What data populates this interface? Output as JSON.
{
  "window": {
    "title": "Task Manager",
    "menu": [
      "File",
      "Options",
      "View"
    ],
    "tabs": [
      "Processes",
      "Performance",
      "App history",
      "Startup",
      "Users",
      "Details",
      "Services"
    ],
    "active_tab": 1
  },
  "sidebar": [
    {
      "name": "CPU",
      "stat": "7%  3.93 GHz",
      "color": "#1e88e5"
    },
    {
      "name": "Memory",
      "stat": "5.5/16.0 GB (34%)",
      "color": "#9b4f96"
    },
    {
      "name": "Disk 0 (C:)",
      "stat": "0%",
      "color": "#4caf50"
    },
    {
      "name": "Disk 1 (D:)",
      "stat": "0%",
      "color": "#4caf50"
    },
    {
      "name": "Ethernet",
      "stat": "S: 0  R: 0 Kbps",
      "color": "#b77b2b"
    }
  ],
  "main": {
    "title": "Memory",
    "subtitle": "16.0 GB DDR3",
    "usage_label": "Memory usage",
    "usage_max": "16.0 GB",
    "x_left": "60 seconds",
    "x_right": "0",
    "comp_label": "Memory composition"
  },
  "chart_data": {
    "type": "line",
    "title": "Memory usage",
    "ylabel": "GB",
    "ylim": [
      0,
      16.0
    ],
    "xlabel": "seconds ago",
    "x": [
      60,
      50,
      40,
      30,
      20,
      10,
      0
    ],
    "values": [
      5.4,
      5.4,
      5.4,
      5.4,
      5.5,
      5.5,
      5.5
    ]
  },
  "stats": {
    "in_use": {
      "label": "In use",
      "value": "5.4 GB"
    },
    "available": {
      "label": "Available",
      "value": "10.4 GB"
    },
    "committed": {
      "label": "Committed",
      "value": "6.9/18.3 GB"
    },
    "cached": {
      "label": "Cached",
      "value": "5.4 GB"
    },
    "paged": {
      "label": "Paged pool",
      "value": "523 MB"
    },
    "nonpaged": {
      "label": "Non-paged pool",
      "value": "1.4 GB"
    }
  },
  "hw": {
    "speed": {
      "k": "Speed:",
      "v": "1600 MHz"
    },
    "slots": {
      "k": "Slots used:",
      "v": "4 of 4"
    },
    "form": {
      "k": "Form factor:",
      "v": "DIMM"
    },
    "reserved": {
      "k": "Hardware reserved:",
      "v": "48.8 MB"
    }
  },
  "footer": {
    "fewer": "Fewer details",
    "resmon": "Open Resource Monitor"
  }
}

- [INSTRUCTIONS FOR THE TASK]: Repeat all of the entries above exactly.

- [RESULT OF THE EXERCISE]:
What data populates this interface? Output as JSON.
{
  "window": {
    "title": "Task Manager",
    "menu": [
      "File",
      "Options",
      "View"
    ],
    "tabs": [
      "Processes",
      "Performance",
      "App history",
      "Startup",
      "Users",
      "Details",
      "Services"
    ],
    "active_tab": 1
  },
  "sidebar": [
    {
      "name": "CPU",
      "stat": "7%  3.93 GHz",
      "color": "#1e88e5"
    },
    {
      "name": "Memory",
      "stat": "5.5/16.0 GB (34%)",
      "color": "#9b4f96"
    },
    {
      "name": "Disk 0 (C:)",
      "stat": "0%",
      "color": "#4caf50"
    },
    {
      "name": "Disk 1 (D:)",
      "stat": "0%",
      "color": "#4caf50"
    },
    {
      "name": "Ethernet",
      "stat": "S: 0  R: 0 Kbps",
      "color": "#b77b2b"
    }
  ],
  "main": {
    "title": "Memory",
    "subtitle": "16.0 GB DDR3",
    "usage_label": "Memory usage",
    "usage_max": "16.0 GB",
    "x_left": "60 seconds",
    "x_right": "0",
    "comp_label": "Memory composition"
  },
  "chart_data": {
    "type": "line",
    "title": "Memory usage",
    "ylabel": "GB",
    "ylim": [
      0,
      16.0
    ],
    "xlabel": "seconds ago",
    "x": [
      60,
      50,
      40,
      30,
      20,
      10,
      0
    ],
    "values": [
      5.4,
      5.4,
      5.4,
      5.4,
      5.5,
      5.5,
      5.5
    ]
  },
  "stats": {
    "in_use": {
      "label": "In use",
      "value": "5.4 GB"
    },
    "available": {
      "label": "Available",
      "value": "10.4 GB"
    },
    "committed": {
      "label": "Committed",
      "value": "6.9/18.3 GB"
    },
    "cached": {
      "label": "Cached",
      "value": "5.4 GB"
    },
    "paged": {
      "label": "Paged pool",
      "value": "523 MB"
    },
    "nonpaged": {
      "label": "Non-paged pool",
      "value": "1.4 GB"
    }
  },
  "hw": {
    "speed": {
      "k": "Speed:",
      "v": "1600 MHz"
    },
    "slots": {
      "k": "Slots used:",
      "v": "4 of 4"
    },
    "form": {
      "k": "Form factor:",
      "v": "DIMM"
    },
    "reserved": {
      "k": "Hardware reserved:",
      "v": "48.8 MB"
    }
  },
  "footer": {
    "fewer": "Fewer details",
    "resmon": "Open Resource Monitor"
  }
}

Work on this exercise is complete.